How can we identify them? But we can also get a good idea of who is struggling by observing everyday behavior. According to Susan Gatherole and Tracey Allowaythe typical child with WM difficulties shows the following signs.
He or she has normal social relationships with peers; is reserved during group activities in the classroom, and sometimes fails to answer direct questions; finds it difficult to follow instructions; loses track during complicated tasks, and may eventually abandon these tasks; makes place-keeping errors skipping or repeating steps ; shows incomplete recall; appears to be easily distracted, inattentive, or "zoned out"; and has trouble with activities that require both storage remembering and processing manipulating information.
What can we do to boost working memory skills? Can we enhance WM through the repeated practice of simple memory games? You might have heard of computer-based memory games that are supposed to enhance WM, or even IQ.
Do they actually work? It depends on what you mean by "work. In one study, researchers identified kids with low WMC, and assigned these children to play a series of computer games designed to challenge their WM skills Holmes et al Hearing a series of letters read aloud "G, W, Q, T, F…" and repeating them back Watching a battery of lamps light up, one at a time, and then recalling the correct sequence by clicking the correct locations with a computer mouse.
Hearing and watching a sequence of numbers while they are spoken aloud and flashed on a keypad. After each sequence, the student is asked to reproduce the sequence in reverse order by hitting the correct digits on the keypad.
For children in a control group, the difficulty level of these tasks remained easy throughout the study. But for kids in the treatment group, the program was adaptive--i.
It’s important to understand the characteristics of working memory when you’re designing something that requires mental effort. Without adapting learning experiences to the learner’s cognitive architecture, instructional design is hit or miss. How the cognitive load of a learning task affects a person's ability to memorize it. A new study reports the rhythm of your breathing can influence neural activity that enhances memory recall and emotional judgement.
While both groups improved, the kids in the adaptive program did much better.
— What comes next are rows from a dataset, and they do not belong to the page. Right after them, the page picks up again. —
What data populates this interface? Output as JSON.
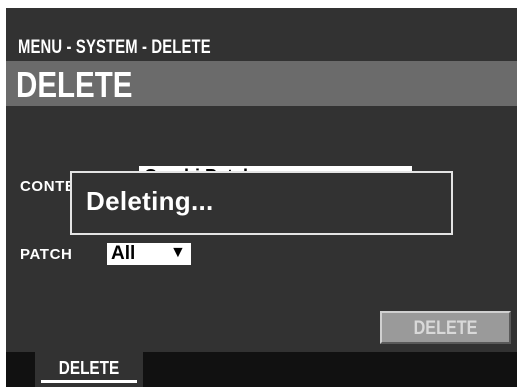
{
  "header": {
    "breadcrumb": "MENU - SYSTEM - DELETE",
    "title": "DELETE"
  },
  "form": {
    "content_label": "CONTENT",
    "content_value": "Combi Patch",
    "patch_label": "PATCH",
    "patch_value": "All",
    "patch_arrow": "▼"
  },
  "dialog": {
    "message": "Deleting..."
  },
  "actions": {
    "delete_label": "DELETE"
  },
  "tabs": [
    {
      "label": "DELETE",
      "active": true
    }
  ],
  "colors": {
    "screen_bg": "#323232",
    "title_bar_bg": "#6b6b6b",
    "button_bg": "#9a9a9a",
    "text": "#ffffff"
  }
}
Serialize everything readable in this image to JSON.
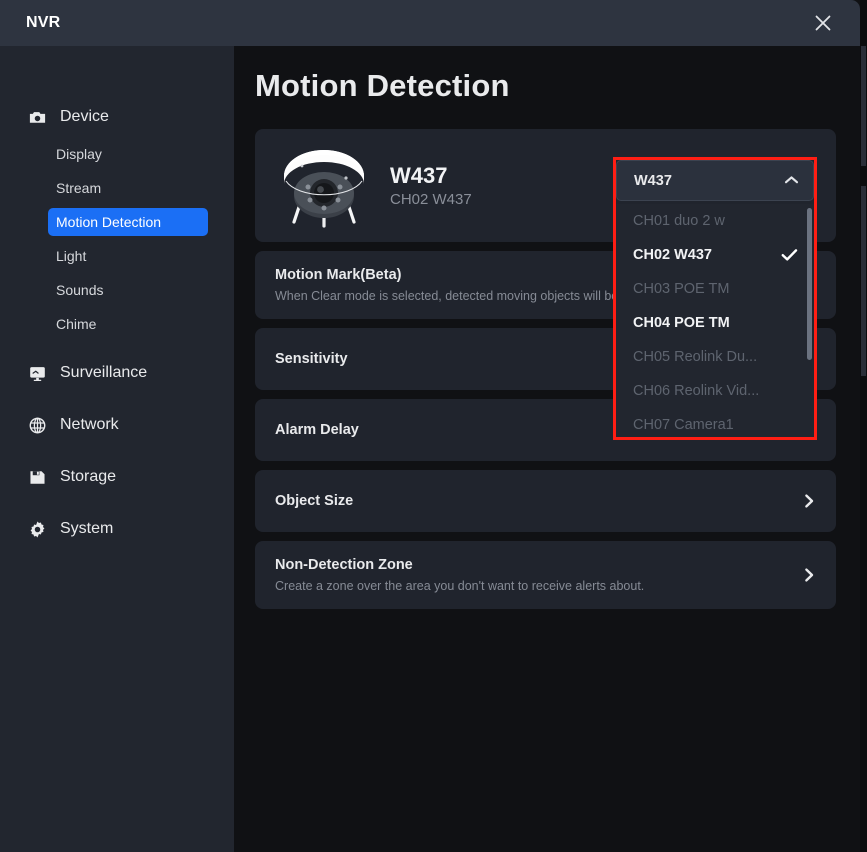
{
  "window": {
    "title": "NVR",
    "close_icon": "close-icon"
  },
  "sidebar": {
    "groups": [
      {
        "icon": "camera-icon",
        "label": "Device",
        "items": [
          {
            "label": "Display",
            "active": false
          },
          {
            "label": "Stream",
            "active": false
          },
          {
            "label": "Motion Detection",
            "active": true
          },
          {
            "label": "Light",
            "active": false
          },
          {
            "label": "Sounds",
            "active": false
          },
          {
            "label": "Chime",
            "active": false
          }
        ]
      },
      {
        "icon": "monitor-icon",
        "label": "Surveillance",
        "items": []
      },
      {
        "icon": "globe-icon",
        "label": "Network",
        "items": []
      },
      {
        "icon": "storage-icon",
        "label": "Storage",
        "items": []
      },
      {
        "icon": "gear-icon",
        "label": "System",
        "items": []
      }
    ],
    "active_color": "#1B6FF5"
  },
  "main": {
    "page_title": "Motion Detection",
    "device": {
      "name": "W437",
      "channel": "CH02 W437",
      "thumbnail_icon": "dome-camera-image"
    },
    "rows": [
      {
        "title": "Motion Mark(Beta)",
        "desc": "When Clear mode is selected, detected moving objects will be m",
        "chevron": false
      },
      {
        "title": "Sensitivity",
        "desc": "",
        "chevron": false
      },
      {
        "title": "Alarm Delay",
        "desc": "",
        "chevron": false
      },
      {
        "title": "Object Size",
        "desc": "",
        "chevron": true
      },
      {
        "title": "Non-Detection Zone",
        "desc": "Create a zone over the area you don't want to receive alerts about.",
        "chevron": true
      }
    ]
  },
  "channel_dropdown": {
    "selected_label": "W437",
    "expanded": true,
    "chevron_icon": "chevron-up-icon",
    "highlight_color": "#FF1E14",
    "options": [
      {
        "label": "CH01 duo 2 w",
        "enabled": false,
        "checked": false
      },
      {
        "label": "CH02 W437",
        "enabled": true,
        "checked": true
      },
      {
        "label": "CH03 POE TM",
        "enabled": false,
        "checked": false
      },
      {
        "label": "CH04 POE TM",
        "enabled": true,
        "checked": false
      },
      {
        "label": "CH05 Reolink Du...",
        "enabled": false,
        "checked": false
      },
      {
        "label": "CH06 Reolink Vid...",
        "enabled": false,
        "checked": false
      },
      {
        "label": "CH07 Camera1",
        "enabled": false,
        "checked": false
      }
    ]
  }
}
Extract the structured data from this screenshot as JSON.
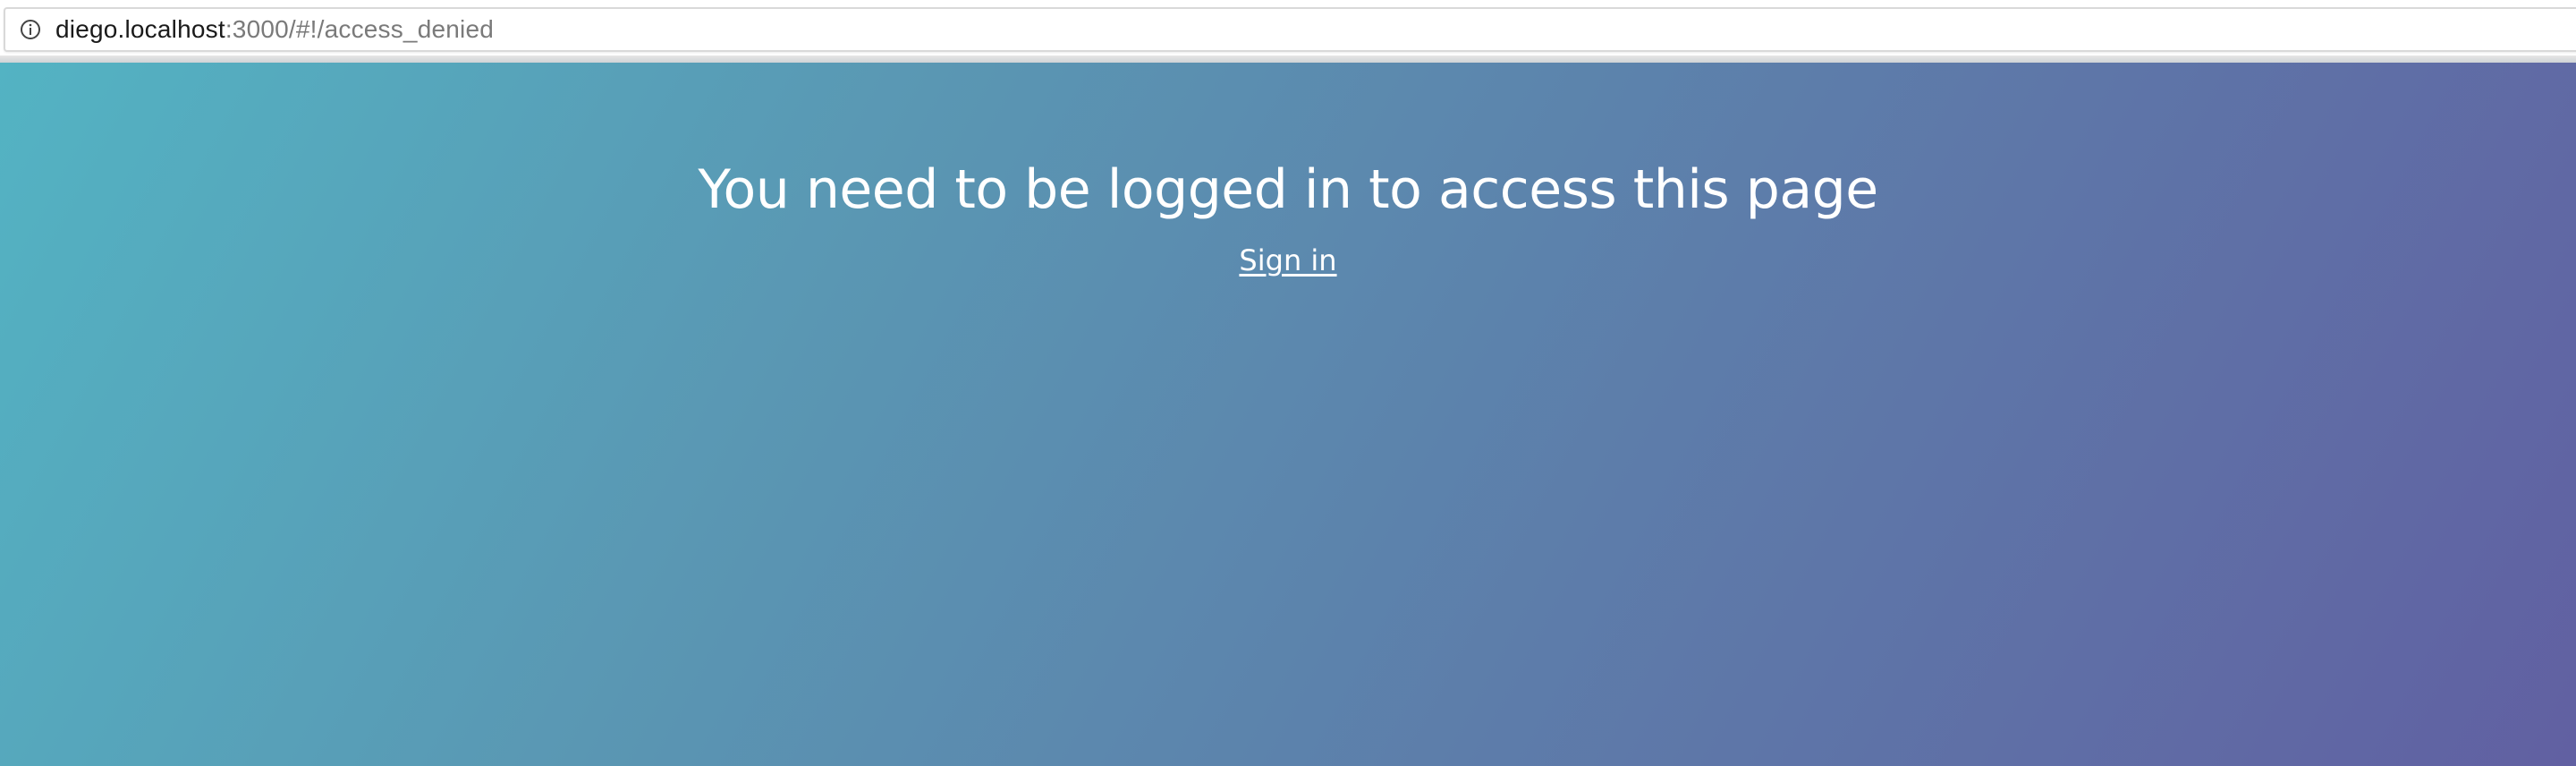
{
  "browser": {
    "site_info_icon": "info-circle-icon",
    "url_host": "diego.localhost",
    "url_path": ":3000/#!/access_denied"
  },
  "page": {
    "headline": "You need to be logged in to access this page",
    "sign_in_label": "Sign in",
    "colors": {
      "gradient_start": "#53b3c3",
      "gradient_end": "#6160a2",
      "text": "#ffffff"
    }
  }
}
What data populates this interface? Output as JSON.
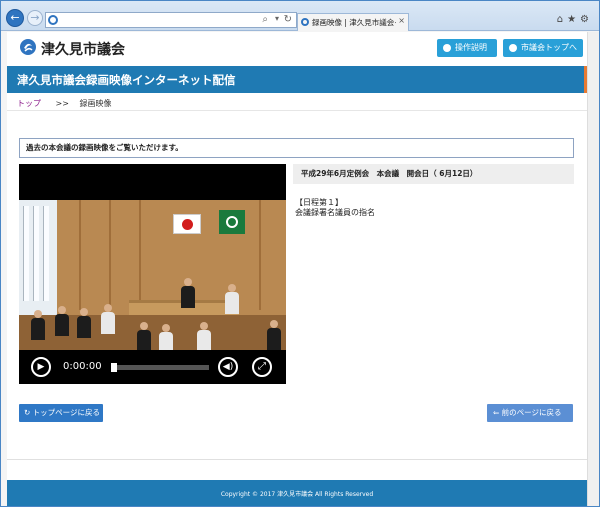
{
  "browser": {
    "back_glyph": "←",
    "forward_glyph": "→",
    "search_glyph": "⌕",
    "dropdown_glyph": "▾",
    "reload_glyph": "↻",
    "tab_title": "録画映像 | 津久見市議会イ...",
    "tab_close": "×",
    "toolbar_icons": "⌂★⚙",
    "icons": [
      "back-arrow-icon",
      "forward-arrow-icon",
      "site-icon",
      "search-icon",
      "reload-icon",
      "close-icon",
      "home-icon",
      "favorites-icon",
      "settings-icon"
    ]
  },
  "header": {
    "site_name": "津久見市議会",
    "guide_button": "操作説明",
    "top_button": "市議会トップへ"
  },
  "banner": {
    "title": "津久見市議会録画映像インターネット配信"
  },
  "breadcrumb": {
    "top": "トップ",
    "sep": ">>",
    "current": "録画映像"
  },
  "notice": "過去の本会議の録画映像をご覧いただけます。",
  "player": {
    "time": "0:00:00",
    "progress": 0,
    "play_icon": "▶",
    "volume_icon": "◀)",
    "fullscreen_icon": "⤢"
  },
  "meeting": {
    "title": "平成29年6月定例会　本会議　開会日（ 6月12日）",
    "agenda_label": "【日程第１】",
    "agenda_item": "会議録署名議員の指名"
  },
  "nav": {
    "home_button": "トップページに戻る",
    "back_button": "前のページに戻る"
  },
  "footer": {
    "copyright": "Copyright © 2017 津久見市議会 All Rights Reserved"
  },
  "colors": {
    "brand": "#1f7ab3",
    "button": "#29a0d8",
    "accent": "#e87a32"
  }
}
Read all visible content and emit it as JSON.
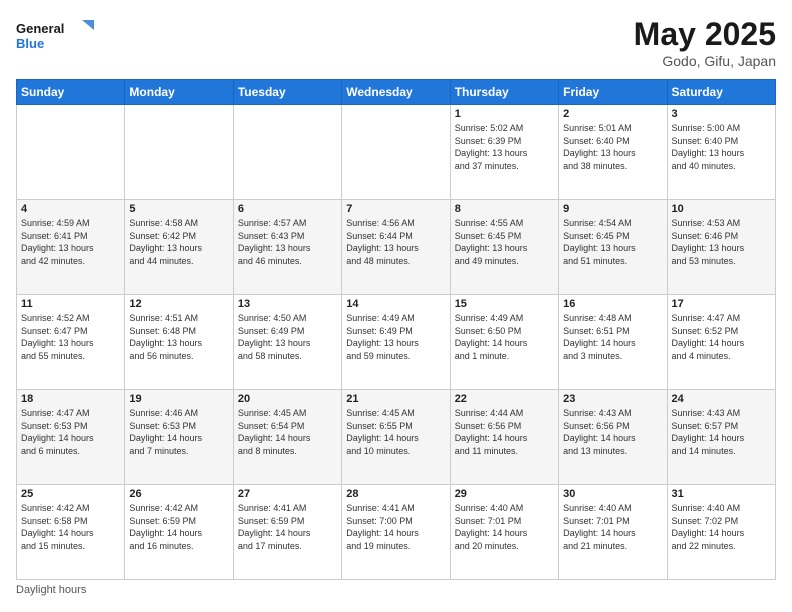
{
  "header": {
    "logo_general": "General",
    "logo_blue": "Blue",
    "month_year": "May 2025",
    "location": "Godo, Gifu, Japan"
  },
  "days_of_week": [
    "Sunday",
    "Monday",
    "Tuesday",
    "Wednesday",
    "Thursday",
    "Friday",
    "Saturday"
  ],
  "footer": {
    "daylight_hours": "Daylight hours"
  },
  "weeks": [
    [
      {
        "day": "",
        "info": ""
      },
      {
        "day": "",
        "info": ""
      },
      {
        "day": "",
        "info": ""
      },
      {
        "day": "",
        "info": ""
      },
      {
        "day": "1",
        "info": "Sunrise: 5:02 AM\nSunset: 6:39 PM\nDaylight: 13 hours\nand 37 minutes."
      },
      {
        "day": "2",
        "info": "Sunrise: 5:01 AM\nSunset: 6:40 PM\nDaylight: 13 hours\nand 38 minutes."
      },
      {
        "day": "3",
        "info": "Sunrise: 5:00 AM\nSunset: 6:40 PM\nDaylight: 13 hours\nand 40 minutes."
      }
    ],
    [
      {
        "day": "4",
        "info": "Sunrise: 4:59 AM\nSunset: 6:41 PM\nDaylight: 13 hours\nand 42 minutes."
      },
      {
        "day": "5",
        "info": "Sunrise: 4:58 AM\nSunset: 6:42 PM\nDaylight: 13 hours\nand 44 minutes."
      },
      {
        "day": "6",
        "info": "Sunrise: 4:57 AM\nSunset: 6:43 PM\nDaylight: 13 hours\nand 46 minutes."
      },
      {
        "day": "7",
        "info": "Sunrise: 4:56 AM\nSunset: 6:44 PM\nDaylight: 13 hours\nand 48 minutes."
      },
      {
        "day": "8",
        "info": "Sunrise: 4:55 AM\nSunset: 6:45 PM\nDaylight: 13 hours\nand 49 minutes."
      },
      {
        "day": "9",
        "info": "Sunrise: 4:54 AM\nSunset: 6:45 PM\nDaylight: 13 hours\nand 51 minutes."
      },
      {
        "day": "10",
        "info": "Sunrise: 4:53 AM\nSunset: 6:46 PM\nDaylight: 13 hours\nand 53 minutes."
      }
    ],
    [
      {
        "day": "11",
        "info": "Sunrise: 4:52 AM\nSunset: 6:47 PM\nDaylight: 13 hours\nand 55 minutes."
      },
      {
        "day": "12",
        "info": "Sunrise: 4:51 AM\nSunset: 6:48 PM\nDaylight: 13 hours\nand 56 minutes."
      },
      {
        "day": "13",
        "info": "Sunrise: 4:50 AM\nSunset: 6:49 PM\nDaylight: 13 hours\nand 58 minutes."
      },
      {
        "day": "14",
        "info": "Sunrise: 4:49 AM\nSunset: 6:49 PM\nDaylight: 13 hours\nand 59 minutes."
      },
      {
        "day": "15",
        "info": "Sunrise: 4:49 AM\nSunset: 6:50 PM\nDaylight: 14 hours\nand 1 minute."
      },
      {
        "day": "16",
        "info": "Sunrise: 4:48 AM\nSunset: 6:51 PM\nDaylight: 14 hours\nand 3 minutes."
      },
      {
        "day": "17",
        "info": "Sunrise: 4:47 AM\nSunset: 6:52 PM\nDaylight: 14 hours\nand 4 minutes."
      }
    ],
    [
      {
        "day": "18",
        "info": "Sunrise: 4:47 AM\nSunset: 6:53 PM\nDaylight: 14 hours\nand 6 minutes."
      },
      {
        "day": "19",
        "info": "Sunrise: 4:46 AM\nSunset: 6:53 PM\nDaylight: 14 hours\nand 7 minutes."
      },
      {
        "day": "20",
        "info": "Sunrise: 4:45 AM\nSunset: 6:54 PM\nDaylight: 14 hours\nand 8 minutes."
      },
      {
        "day": "21",
        "info": "Sunrise: 4:45 AM\nSunset: 6:55 PM\nDaylight: 14 hours\nand 10 minutes."
      },
      {
        "day": "22",
        "info": "Sunrise: 4:44 AM\nSunset: 6:56 PM\nDaylight: 14 hours\nand 11 minutes."
      },
      {
        "day": "23",
        "info": "Sunrise: 4:43 AM\nSunset: 6:56 PM\nDaylight: 14 hours\nand 13 minutes."
      },
      {
        "day": "24",
        "info": "Sunrise: 4:43 AM\nSunset: 6:57 PM\nDaylight: 14 hours\nand 14 minutes."
      }
    ],
    [
      {
        "day": "25",
        "info": "Sunrise: 4:42 AM\nSunset: 6:58 PM\nDaylight: 14 hours\nand 15 minutes."
      },
      {
        "day": "26",
        "info": "Sunrise: 4:42 AM\nSunset: 6:59 PM\nDaylight: 14 hours\nand 16 minutes."
      },
      {
        "day": "27",
        "info": "Sunrise: 4:41 AM\nSunset: 6:59 PM\nDaylight: 14 hours\nand 17 minutes."
      },
      {
        "day": "28",
        "info": "Sunrise: 4:41 AM\nSunset: 7:00 PM\nDaylight: 14 hours\nand 19 minutes."
      },
      {
        "day": "29",
        "info": "Sunrise: 4:40 AM\nSunset: 7:01 PM\nDaylight: 14 hours\nand 20 minutes."
      },
      {
        "day": "30",
        "info": "Sunrise: 4:40 AM\nSunset: 7:01 PM\nDaylight: 14 hours\nand 21 minutes."
      },
      {
        "day": "31",
        "info": "Sunrise: 4:40 AM\nSunset: 7:02 PM\nDaylight: 14 hours\nand 22 minutes."
      }
    ]
  ]
}
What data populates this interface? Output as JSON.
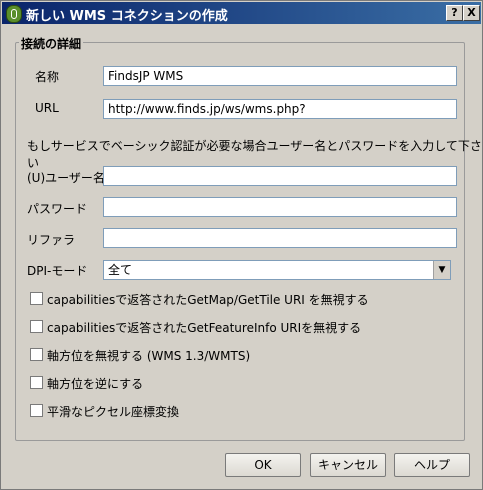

Their average gains were 3 to 4 times higher than those of kids in the control group."Life comes at us very quickly, and what we need to do is take that amorphous flow of experience and somehow extract meaning from it." In this funny, enlightening talk, educational psychologist Peter Doolittle details the importance -- and limitations -- of your "working memory," that part of the brain that allows us to make sense of what's happening right now.
Cognitive Theory of Multimedia Learning 4 processed by memory. Each form represents a particular stage of processing in the three memory stores model of multimedia.
Scores for both the Working Memory and Processing Speed subtests make up the WISC-IV’s Cognitive Proficiency Index. These abilities are separate from the WISC-IV’s General Abilities Index, a measure of core intelligence derived from an individual’s Verbal Comprehension and Perceptual Reasoning Indices (verbal and nonverbal abilities).
Upon completion of this section, you will: Understand working memory and how it affects reading Have some suggestions on how best to target it in therapy What is working memory, and how does it . “Memory is the process of maintaining information over time.” (Matlin, ) “Memory is the means by which we draw on our past experiences in order to use this information in the present’ (Sternberg, ).
How the cognitive load of a learning task affects a person's ability to memorize it.